“The meeting of the defence ministers aims to strengthen cooperation and integration between the Islamic Military Alliance members,” said a report published by Saudi Press Agency. The meeting will also be attended by ambassadors and senior diplomats representing their countries in Saudi Arabia, alongside top Saudi and IMAFT officials.
The meeting will discuss a host of subjects including ways to establish the IMAFT as a major bloc to address security challenges and terrorism issues. The defence ministers will formally discuss plans and proposals to unify the efforts of the Islamic alliance and promote coordination with other international agencies. At least two embassies of the IMAFT member states confirmed the meeting will take on Saturday, but refused to share more details.
The SPA report said that the meeting would mark the “real beginning” of the military alliance. A declaration issued by the Arab-US-Islamic Summit in Riyadh in May this year announced that the alliance member-states were ready to deploy 34,000 troops with a view to supporting operations against terrorist groups in Iraq, Syria and elsewhere.

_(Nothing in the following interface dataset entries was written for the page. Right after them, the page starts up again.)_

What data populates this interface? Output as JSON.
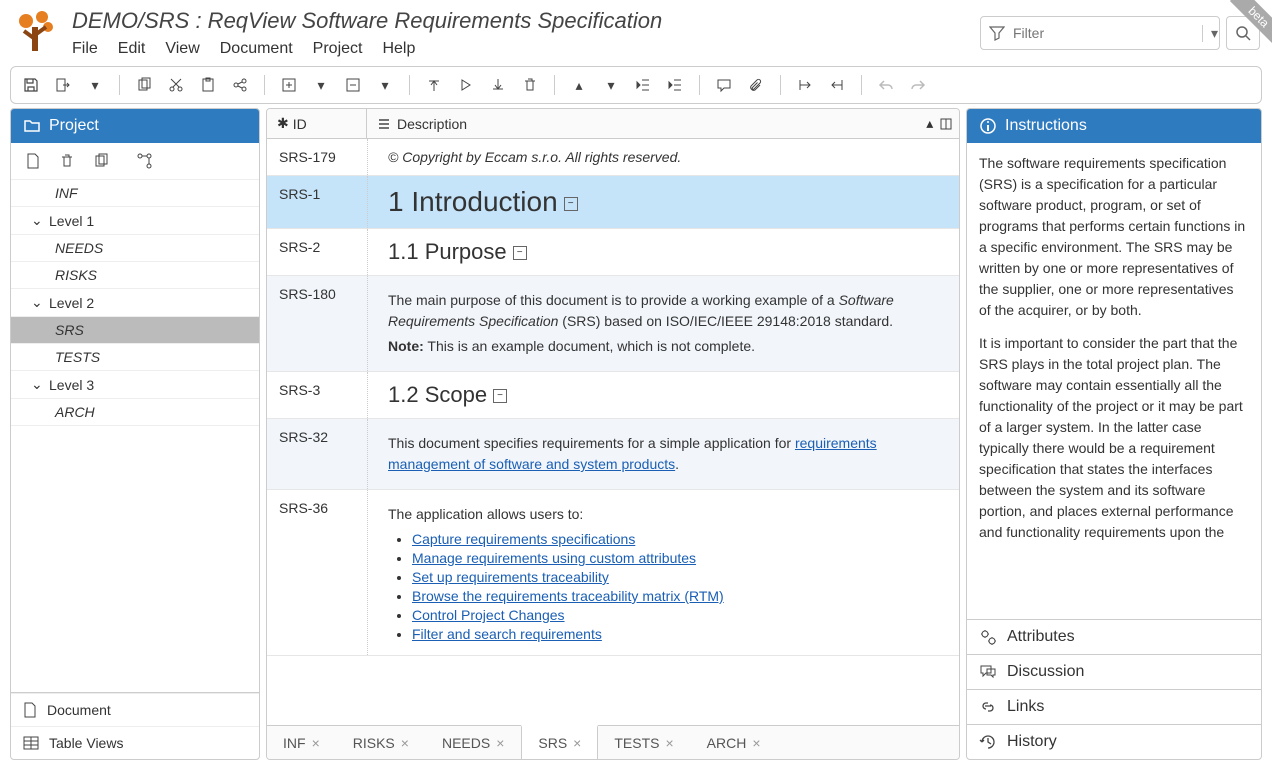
{
  "beta": "beta",
  "title": "DEMO/SRS : ReqView Software Requirements Specification",
  "menu": {
    "file": "File",
    "edit": "Edit",
    "view": "View",
    "document": "Document",
    "project": "Project",
    "help": "Help"
  },
  "filter": {
    "placeholder": "Filter"
  },
  "project": {
    "header": "Project",
    "tree": [
      {
        "label": "INF",
        "level": 2,
        "italic": true
      },
      {
        "label": "Level 1",
        "level": 1,
        "chev": true
      },
      {
        "label": "NEEDS",
        "level": 2,
        "italic": true
      },
      {
        "label": "RISKS",
        "level": 2,
        "italic": true
      },
      {
        "label": "Level 2",
        "level": 1,
        "chev": true
      },
      {
        "label": "SRS",
        "level": 2,
        "italic": true,
        "selected": true
      },
      {
        "label": "TESTS",
        "level": 2,
        "italic": true
      },
      {
        "label": "Level 3",
        "level": 1,
        "chev": true
      },
      {
        "label": "ARCH",
        "level": 2,
        "italic": true
      }
    ],
    "footer": {
      "document": "Document",
      "tableviews": "Table Views"
    }
  },
  "columns": {
    "id": "ID",
    "description": "Description"
  },
  "rows": {
    "r0": {
      "id": "SRS-179",
      "copyright": "© Copyright by Eccam s.r.o. All rights reserved."
    },
    "r1": {
      "id": "SRS-1",
      "heading": "1 Introduction"
    },
    "r2": {
      "id": "SRS-2",
      "heading": "1.1 Purpose"
    },
    "r3": {
      "id": "SRS-180",
      "p1a": "The main purpose of this document is to provide a working example of a ",
      "p1b": "Software Requirements Specification",
      "p1c": " (SRS) based on ISO/IEC/IEEE 29148:2018 standard.",
      "note_label": "Note:",
      "note": " This is an example document, which is not complete."
    },
    "r4": {
      "id": "SRS-3",
      "heading": "1.2 Scope"
    },
    "r5": {
      "id": "SRS-32",
      "pre": "This document specifies requirements for a simple application for ",
      "link": "requirements management of software and system products",
      "post": "."
    },
    "r6": {
      "id": "SRS-36",
      "intro": "The application allows users to:",
      "items": [
        "Capture requirements specifications",
        "Manage requirements using custom attributes",
        "Set up requirements traceability",
        "Browse the requirements traceability matrix (RTM)",
        "Control Project Changes",
        "Filter and search requirements"
      ]
    }
  },
  "tabs": [
    "INF",
    "RISKS",
    "NEEDS",
    "SRS",
    "TESTS",
    "ARCH"
  ],
  "activeTab": "SRS",
  "instructions": {
    "header": "Instructions",
    "p1": "The software requirements specification (SRS) is a specification for a particular software product, program, or set of programs that performs certain functions in a specific environment. The SRS may be written by one or more representatives of the supplier, one or more representatives of the acquirer, or by both.",
    "p2": "It is important to consider the part that the SRS plays in the total project plan. The software may contain essentially all the functionality of the project or it may be part of a larger system. In the latter case typically there would be a requirement specification that states the interfaces between the system and its software portion, and places external performance and functionality requirements upon the"
  },
  "accordion": {
    "attributes": "Attributes",
    "discussion": "Discussion",
    "links": "Links",
    "history": "History"
  }
}
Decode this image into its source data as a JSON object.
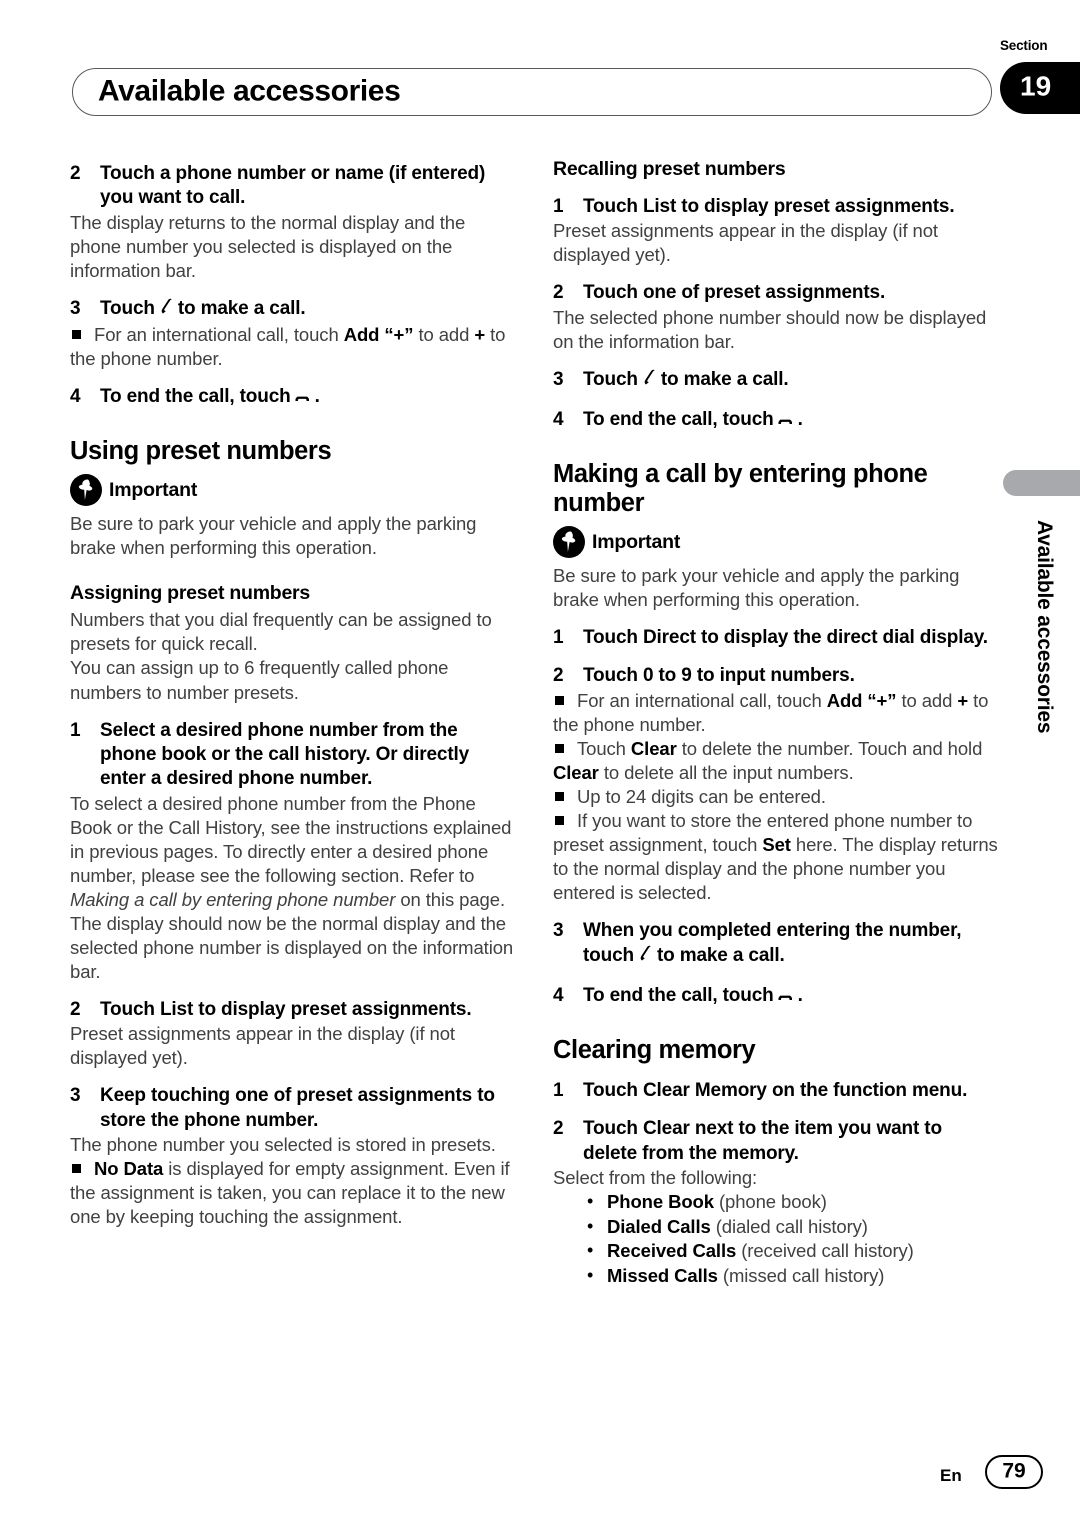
{
  "header": {
    "title": "Available accessories",
    "section_label": "Section",
    "section_number": "19"
  },
  "side_tab": {
    "text": "Available accessories"
  },
  "footer": {
    "language": "En",
    "page_number": "79"
  },
  "icons": {
    "important": "pushpin-icon",
    "make_call": "phone-handset-offhook-icon",
    "end_call": "phone-handset-onhook-icon",
    "bullet": "black-square-bullet"
  },
  "left_column": {
    "step_2": {
      "num": "2",
      "text": "Touch a phone number or name (if entered) you want to call."
    },
    "step_2_body": "The display returns to the normal display and the phone number you selected is displayed on the information bar.",
    "step_3": {
      "num": "3",
      "text_before": "Touch",
      "text_after": "to make a call."
    },
    "step_3_note": {
      "part1": "For an international call, touch ",
      "bold1": "Add “+”",
      "part2": " to add ",
      "bold2": "+",
      "part3": " to the phone number."
    },
    "step_4": {
      "num": "4",
      "text_before": "To end the call, touch",
      "text_after": "."
    },
    "heading_using_preset": "Using preset numbers",
    "important_label": "Important",
    "important_body": "Be sure to park your vehicle and apply the parking brake when performing this operation.",
    "heading_assigning": "Assigning preset numbers",
    "assigning_body_1": "Numbers that you dial frequently can be assigned to presets for quick recall.",
    "assigning_body_2": "You can assign up to 6 frequently called phone numbers to number presets.",
    "a_step_1": {
      "num": "1",
      "text": "Select a desired phone number from the phone book or the call history. Or directly enter a desired phone number."
    },
    "a_step_1_body_pre": "To select a desired phone number from the Phone Book or the Call History, see the instructions explained in previous pages. To directly enter a desired phone number, please see the following section. Refer to ",
    "a_step_1_body_italic": "Making a call by entering phone number",
    "a_step_1_body_post": " on this page.",
    "a_step_1_body_2": "The display should now be the normal display and the selected phone number is displayed on the information bar.",
    "a_step_2": {
      "num": "2",
      "text": "Touch List to display preset assignments."
    },
    "a_step_2_body": "Preset assignments appear in the display (if not displayed yet).",
    "a_step_3": {
      "num": "3",
      "text": "Keep touching one of preset assignments to store the phone number."
    },
    "a_step_3_body": "The phone number you selected is stored in presets.",
    "a_step_3_note": {
      "bold1": "No Data",
      "part1": " is displayed for empty assignment. Even if the assignment is taken, you can replace it to the new one by keeping touching the assignment."
    }
  },
  "right_column": {
    "heading_recalling": "Recalling preset numbers",
    "r_step_1": {
      "num": "1",
      "text": "Touch List to display preset assignments."
    },
    "r_step_1_body": "Preset assignments appear in the display (if not displayed yet).",
    "r_step_2": {
      "num": "2",
      "text": "Touch one of preset assignments."
    },
    "r_step_2_body": "The selected phone number should now be displayed on the information bar.",
    "r_step_3": {
      "num": "3",
      "text_before": "Touch",
      "text_after": "to make a call."
    },
    "r_step_4": {
      "num": "4",
      "text_before": "To end the call, touch",
      "text_after": "."
    },
    "heading_making_call": "Making a call by entering phone number",
    "important_label": "Important",
    "important_body": "Be sure to park your vehicle and apply the parking brake when performing this operation.",
    "m_step_1": {
      "num": "1",
      "text": "Touch Direct to display the direct dial display."
    },
    "m_step_2": {
      "num": "2",
      "text": "Touch 0 to 9 to input numbers."
    },
    "m_note_1": {
      "part1": "For an international call, touch ",
      "bold1": "Add “+”",
      "part2": " to add ",
      "bold2": "+",
      "part3": " to the phone number."
    },
    "m_note_2": {
      "part1": "Touch ",
      "bold1": "Clear",
      "part2": " to delete the number. Touch and hold ",
      "bold2": "Clear",
      "part3": " to delete all the input numbers."
    },
    "m_note_3": {
      "part1": "Up to 24 digits can be entered."
    },
    "m_note_4": {
      "part1": "If you want to store the entered phone number to preset assignment, touch ",
      "bold1": "Set",
      "part2": " here. The display returns to the normal display and the phone number you entered is selected."
    },
    "m_step_3": {
      "num": "3",
      "text_before": "When you completed entering the number, touch",
      "text_after": "to make a call."
    },
    "m_step_4": {
      "num": "4",
      "text_before": "To end the call, touch",
      "text_after": "."
    },
    "heading_clearing": "Clearing memory",
    "c_step_1": {
      "num": "1",
      "text": "Touch Clear Memory on the function menu."
    },
    "c_step_2": {
      "num": "2",
      "text": "Touch Clear next to the item you want to delete from the memory."
    },
    "c_step_2_body": "Select from the following:",
    "c_options": [
      {
        "bold": "Phone Book",
        "plain": " (phone book)"
      },
      {
        "bold": "Dialed Calls",
        "plain": " (dialed call history)"
      },
      {
        "bold": "Received Calls",
        "plain": " (received call history)"
      },
      {
        "bold": "Missed Calls",
        "plain": " (missed call history)"
      }
    ]
  }
}
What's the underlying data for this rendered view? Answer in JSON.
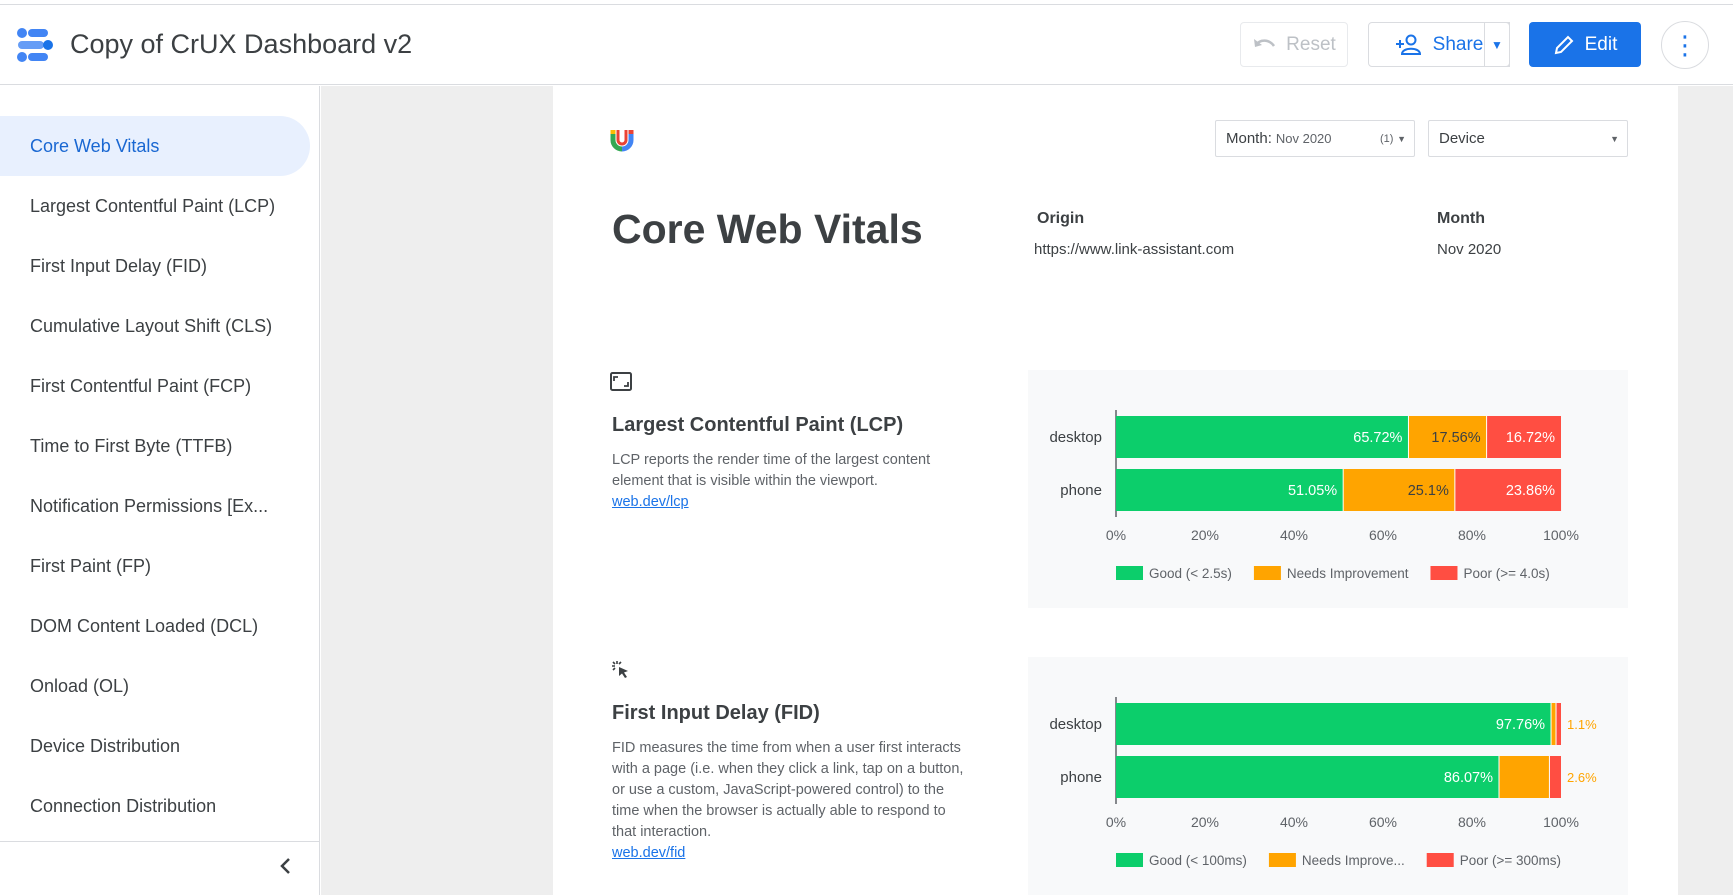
{
  "header": {
    "title": "Copy of CrUX Dashboard v2",
    "reset_label": "Reset",
    "share_label": "Share",
    "edit_label": "Edit"
  },
  "sidebar": {
    "items": [
      {
        "label": "Core Web Vitals",
        "active": true
      },
      {
        "label": "Largest Contentful Paint (LCP)"
      },
      {
        "label": "First Input Delay (FID)"
      },
      {
        "label": "Cumulative Layout Shift (CLS)"
      },
      {
        "label": "First Contentful Paint (FCP)"
      },
      {
        "label": "Time to First Byte (TTFB)"
      },
      {
        "label": "Notification Permissions [Ex..."
      },
      {
        "label": "First Paint (FP)"
      },
      {
        "label": "DOM Content Loaded (DCL)"
      },
      {
        "label": "Onload (OL)"
      },
      {
        "label": "Device Distribution"
      },
      {
        "label": "Connection Distribution"
      }
    ]
  },
  "filters": {
    "month_label": "Month:",
    "month_value": "Nov 2020",
    "month_count": "(1)",
    "device_label": "Device"
  },
  "report": {
    "title": "Core Web Vitals",
    "origin_label": "Origin",
    "origin_value": "https://www.link-assistant.com",
    "month_label": "Month",
    "month_value": "Nov 2020"
  },
  "sections": {
    "lcp": {
      "title": "Largest Contentful Paint (LCP)",
      "description": "LCP reports the render time of the largest content element that is visible within the viewport.",
      "link": "web.dev/lcp"
    },
    "fid": {
      "title": "First Input Delay (FID)",
      "description": "FID measures the time from when a user first interacts with a page (i.e. when they click a link, tap on a button, or use a custom, JavaScript-powered control) to the time when the browser is actually able to respond to that interaction.",
      "link": "web.dev/fid"
    }
  },
  "colors": {
    "good": "#0cce6b",
    "needs": "#ffa400",
    "poor": "#ff4e42",
    "accent": "#1a73e8"
  },
  "chart_data": [
    {
      "type": "bar",
      "orientation": "horizontal-stacked",
      "categories": [
        "desktop",
        "phone"
      ],
      "series": [
        {
          "name": "Good (< 2.5s)",
          "values": [
            65.72,
            51.05
          ],
          "labels": [
            "65.72%",
            "51.05%"
          ]
        },
        {
          "name": "Needs Improvement",
          "values": [
            17.56,
            25.1
          ],
          "labels": [
            "17.56%",
            "25.1%"
          ]
        },
        {
          "name": "Poor (>= 4.0s)",
          "values": [
            16.72,
            23.86
          ],
          "labels": [
            "16.72%",
            "23.86%"
          ]
        }
      ],
      "xlim": [
        0,
        100
      ],
      "xticks": [
        "0%",
        "20%",
        "40%",
        "60%",
        "80%",
        "100%"
      ],
      "legend": "bottom"
    },
    {
      "type": "bar",
      "orientation": "horizontal-stacked",
      "categories": [
        "desktop",
        "phone"
      ],
      "series": [
        {
          "name": "Good (< 100ms)",
          "values": [
            97.76,
            86.07
          ],
          "labels": [
            "97.76%",
            "86.07%"
          ]
        },
        {
          "name": "Needs Improve...",
          "values": [
            1.12,
            11.33
          ],
          "labels": [
            "",
            ""
          ]
        },
        {
          "name": "Poor (>= 300ms)",
          "values": [
            1.12,
            2.6
          ],
          "labels": [
            "",
            ""
          ]
        }
      ],
      "overflow_labels": [
        "1.1%",
        "2.6%"
      ],
      "xlim": [
        0,
        100
      ],
      "xticks": [
        "0%",
        "20%",
        "40%",
        "60%",
        "80%",
        "100%"
      ],
      "legend": "bottom"
    }
  ]
}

The IMAFT, which has set up a joint operations centre in Riyadh, was established to serve as a platform for security cooperation, including the provision of training, equipment and troops, and the involvement of religious scholars to offer advice on how to deal with extremism. On January 6, Pakistan’s former chief of army staff, Gen. (Retd) Raheel Sharif was named as the IMA’s first commander-in-chief.